Check the records below for the word "Select" and state how many lines contain it, replying with the number only.

(Items from an interface collection)
__________

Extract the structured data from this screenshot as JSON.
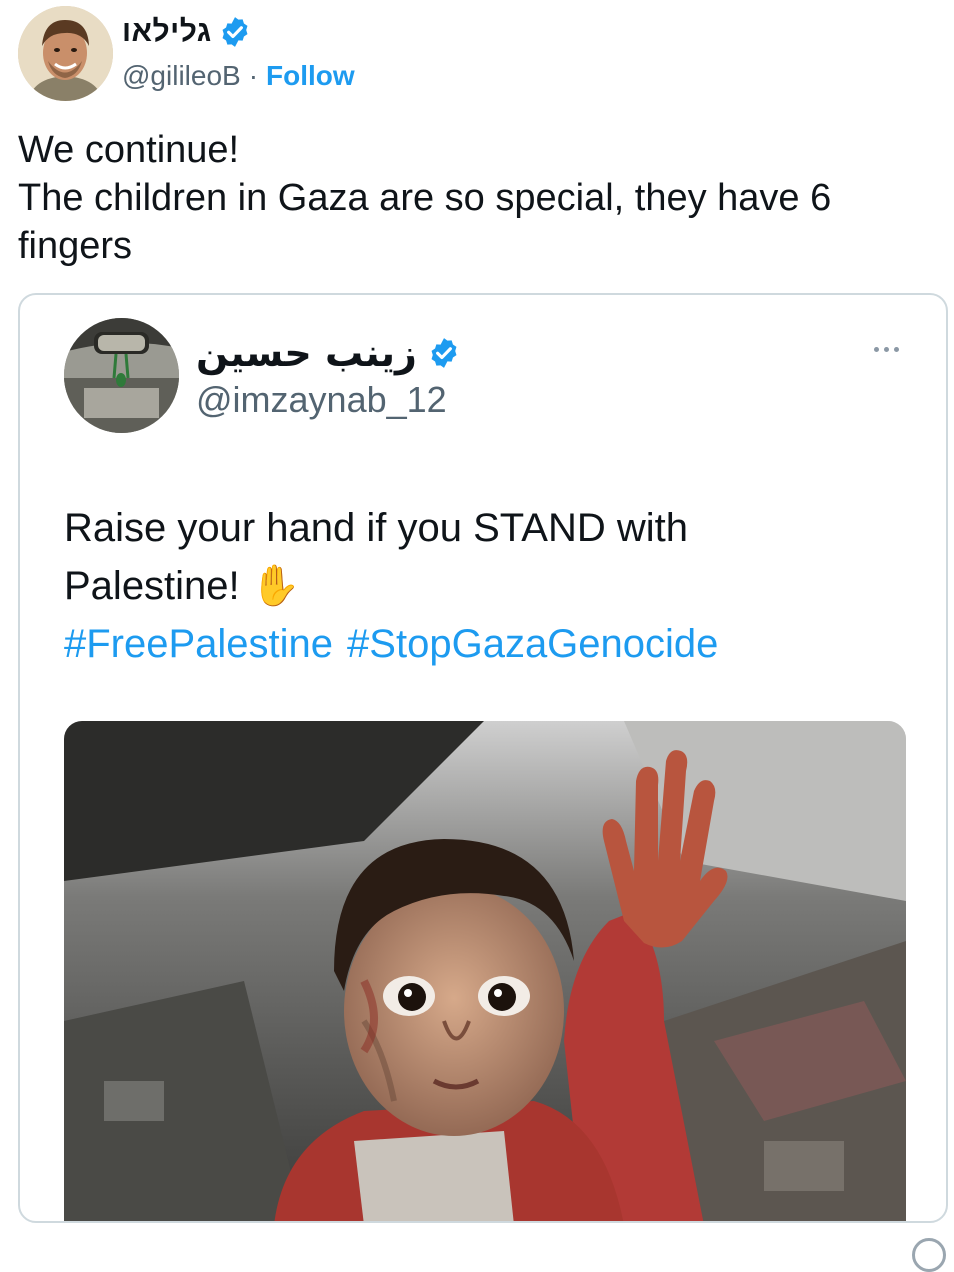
{
  "outer_tweet": {
    "display_name": "גלילאו",
    "handle": "@gilileoB",
    "separator": "·",
    "follow_label": "Follow",
    "text_lines": [
      "We continue!",
      "The children in Gaza are so special, they have 6",
      "fingers"
    ]
  },
  "quoted_tweet": {
    "display_name": "زينب حسين",
    "handle": "@imzaynab_12",
    "text_lines": [
      "Raise your hand if you STAND with",
      "Palestine!"
    ],
    "emoji": "✋",
    "hashtags": [
      "#FreePalestine",
      "#StopGazaGenocide"
    ]
  },
  "colors": {
    "link_blue": "#1d9bf0",
    "secondary_text": "#536471",
    "card_border": "#cfd9de"
  },
  "icons": {
    "verified": "verified-badge-icon",
    "more": "more-dots-icon"
  }
}
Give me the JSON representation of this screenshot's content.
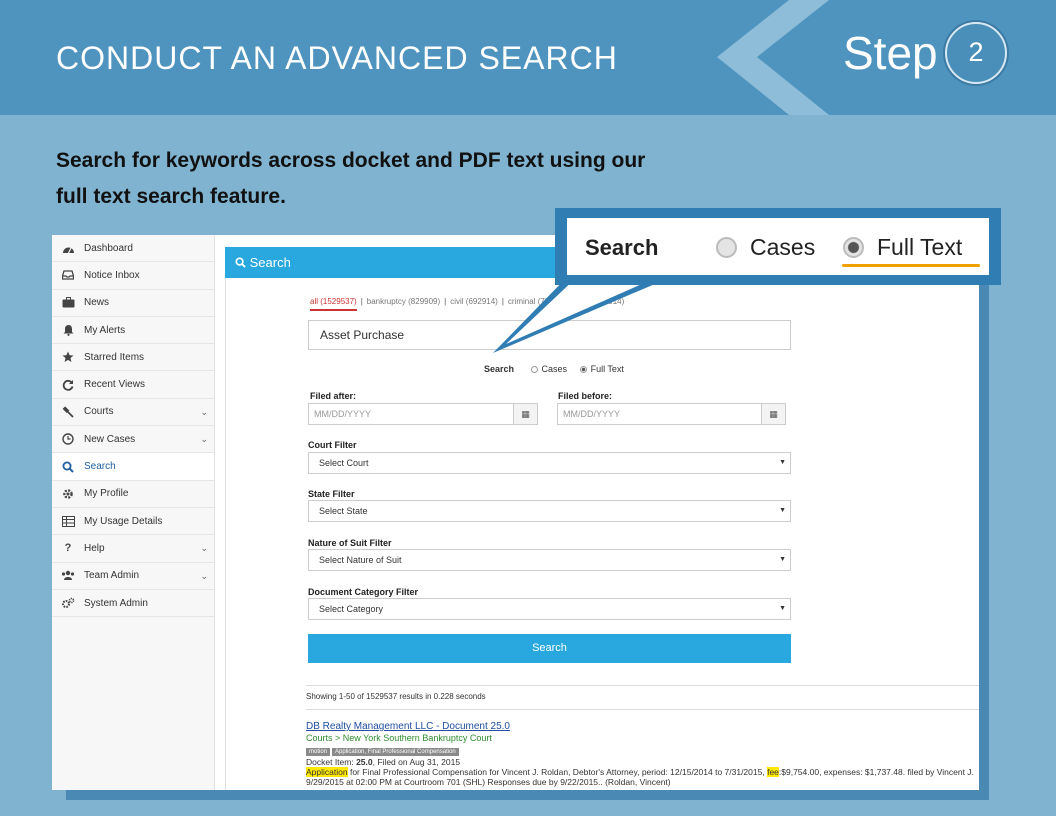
{
  "header": {
    "title": "CONDUCT AN ADVANCED SEARCH",
    "step_word": "Step",
    "step_number": "2"
  },
  "intro": {
    "line1": "Search for keywords across docket and PDF text using our",
    "line2": "full text search feature."
  },
  "sidebar": {
    "items": [
      {
        "label": "Dashboard",
        "icon": "dashboard-icon"
      },
      {
        "label": "Notice Inbox",
        "icon": "inbox-icon"
      },
      {
        "label": "News",
        "icon": "briefcase-icon"
      },
      {
        "label": "My Alerts",
        "icon": "bell-icon"
      },
      {
        "label": "Starred Items",
        "icon": "star-icon"
      },
      {
        "label": "Recent Views",
        "icon": "refresh-icon"
      },
      {
        "label": "Courts",
        "icon": "gavel-icon"
      },
      {
        "label": "New Cases",
        "icon": "clock-icon"
      },
      {
        "label": "Search",
        "icon": "search-icon"
      },
      {
        "label": "My Profile",
        "icon": "gear-icon"
      },
      {
        "label": "My Usage Details",
        "icon": "table-icon"
      },
      {
        "label": "Help",
        "icon": "question-icon"
      },
      {
        "label": "Team Admin",
        "icon": "users-icon"
      },
      {
        "label": "System Admin",
        "icon": "gears-icon"
      }
    ]
  },
  "search_panel": {
    "title": "Search",
    "tabs": [
      {
        "label": "all (1529537)"
      },
      {
        "label": "bankruptcy (829909)"
      },
      {
        "label": "civil (692914)"
      },
      {
        "label": "criminal (728)"
      },
      {
        "label": "appellate (5914)"
      }
    ],
    "query": "Asset Purchase",
    "mode_label": "Search",
    "mode_cases": "Cases",
    "mode_fulltext": "Full Text",
    "filed_after_label": "Filed after:",
    "filed_before_label": "Filed before:",
    "date_placeholder": "MM/DD/YYYY",
    "court_filter_label": "Court Filter",
    "court_filter_value": "Select Court",
    "state_filter_label": "State Filter",
    "state_filter_value": "Select State",
    "nature_filter_label": "Nature of Suit Filter",
    "nature_filter_value": "Select Nature of Suit",
    "category_filter_label": "Document Category Filter",
    "category_filter_value": "Select Category",
    "search_button": "Search",
    "showing": "Showing 1-50 of 1529537 results in 0.228 seconds"
  },
  "result": {
    "title": "DB Realty Management LLC - Document 25.0",
    "court": "Courts > New York Southern Bankruptcy Court",
    "tag1": "motion",
    "tag2": "Application, Final Professional Compensation",
    "docket_prefix": "Docket Item: ",
    "docket_num": "25.0",
    "docket_suffix": ", Filed on Aug 31, 2015",
    "snip_hl1": "Application",
    "snip_text1": " for Final Professional Compensation for Vincent J. Roldan, Debtor's Attorney, period: 12/15/2014 to 7/31/2015, ",
    "snip_hl2": "fee",
    "snip_text2": ":$9,754.00, expenses: $1,737.48. filed by Vincent J.",
    "snip_line2": "9/29/2015 at 02:00 PM at Courtroom 701 (SHL) Responses due by 9/22/2015.. (Roldan, Vincent)"
  },
  "callout": {
    "search_label": "Search",
    "cases_label": "Cases",
    "fulltext_label": "Full Text"
  },
  "colors": {
    "header_blue": "#4f94bf",
    "background_blue": "#7fb3d0",
    "accent_blue": "#29a8df",
    "underline_orange": "#f0a000",
    "highlight_yellow": "#ffe800"
  }
}
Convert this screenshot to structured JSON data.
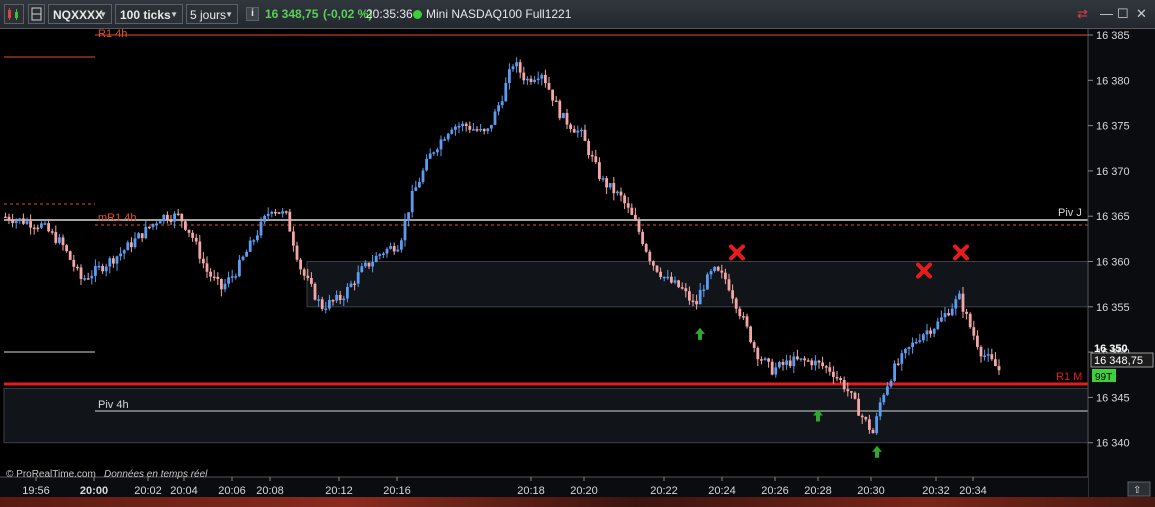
{
  "toolbar": {
    "symbol": "NQXXXX",
    "ticks": "100 ticks",
    "period": "5 jours",
    "price": "16 348,75",
    "change": "(-0,02 %)",
    "time": "20:35:36",
    "instrument": "Mini NASDAQ100 Full1221",
    "info_icon": "i"
  },
  "chart": {
    "copyright": "© ProRealTime.com",
    "data_note": "Données en temps réel",
    "current_price": "16 348,75",
    "current_price_display": "16 350",
    "tick_counter": "99T",
    "y_ticks": [
      "16 385",
      "16 380",
      "16 375",
      "16 370",
      "16 365",
      "16 360",
      "16 355",
      "16 350",
      "16 345",
      "16 340"
    ],
    "x_ticks": [
      "19:56",
      "20:00",
      "20:02",
      "20:04",
      "20:06",
      "20:08",
      "20:12",
      "20:16",
      "20:18",
      "20:20",
      "20:22",
      "20:24",
      "20:26",
      "20:28",
      "20:30",
      "20:32",
      "20:34"
    ],
    "levels": {
      "r1_4h": "R1 4h",
      "mr1_4h": "mR1 4h",
      "piv_j": "Piv J",
      "r1_m": "R1 M",
      "piv_4h": "Piv 4h"
    },
    "colors": {
      "up": "#5b9cf0",
      "down": "#f3a6a6",
      "resistance": "#e0502a",
      "r1m": "#e81b1b",
      "pivot": "#d8d8d8",
      "buy_signal": "#2ea82e",
      "sell_signal": "#e81b1b"
    }
  },
  "chart_data": {
    "type": "candlestick",
    "y_range": [
      16338,
      16387
    ],
    "price_path": [
      [
        2,
        16365
      ],
      [
        40,
        16364
      ],
      [
        60,
        16362
      ],
      [
        80,
        16358
      ],
      [
        95,
        16359
      ],
      [
        120,
        16361
      ],
      [
        140,
        16363
      ],
      [
        160,
        16365
      ],
      [
        178,
        16365
      ],
      [
        190,
        16363
      ],
      [
        205,
        16359
      ],
      [
        220,
        16357
      ],
      [
        235,
        16359
      ],
      [
        255,
        16363
      ],
      [
        270,
        16366
      ],
      [
        285,
        16365
      ],
      [
        300,
        16359
      ],
      [
        320,
        16355
      ],
      [
        340,
        16356
      ],
      [
        360,
        16359
      ],
      [
        380,
        16361
      ],
      [
        398,
        16362
      ],
      [
        410,
        16367
      ],
      [
        430,
        16372
      ],
      [
        450,
        16375
      ],
      [
        465,
        16375
      ],
      [
        485,
        16374
      ],
      [
        500,
        16378
      ],
      [
        512,
        16382
      ],
      [
        525,
        16380
      ],
      [
        540,
        16381
      ],
      [
        560,
        16376
      ],
      [
        580,
        16374
      ],
      [
        600,
        16369
      ],
      [
        620,
        16367
      ],
      [
        635,
        16364
      ],
      [
        650,
        16360
      ],
      [
        665,
        16358
      ],
      [
        680,
        16357
      ],
      [
        694,
        16355
      ],
      [
        700,
        16357
      ],
      [
        712,
        16359
      ],
      [
        725,
        16358
      ],
      [
        740,
        16354
      ],
      [
        755,
        16350
      ],
      [
        770,
        16348
      ],
      [
        790,
        16349
      ],
      [
        810,
        16349
      ],
      [
        830,
        16348
      ],
      [
        845,
        16346
      ],
      [
        860,
        16343
      ],
      [
        872,
        16341
      ],
      [
        880,
        16345
      ],
      [
        892,
        16348
      ],
      [
        905,
        16350
      ],
      [
        920,
        16352
      ],
      [
        935,
        16353
      ],
      [
        950,
        16355
      ],
      [
        958,
        16356
      ],
      [
        968,
        16353
      ],
      [
        980,
        16350
      ],
      [
        998,
        16348
      ]
    ],
    "horizontal_levels": [
      {
        "label": "R1 4h",
        "value": 16385
      },
      {
        "label": "mR1 4h",
        "value": 16364
      },
      {
        "label": "Piv J",
        "value": 16365
      },
      {
        "label": "R1 M",
        "value": 16346
      },
      {
        "label": "Piv 4h",
        "value": 16343
      }
    ],
    "zones": [
      [
        16355,
        16360
      ],
      [
        16340,
        16346
      ]
    ],
    "buy_signals_price": [
      16353,
      16344,
      16340
    ],
    "sell_signals_price": [
      16361,
      16359,
      16361
    ]
  }
}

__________

▶ [SOLUTION FOR THIS PROBLEM]:
4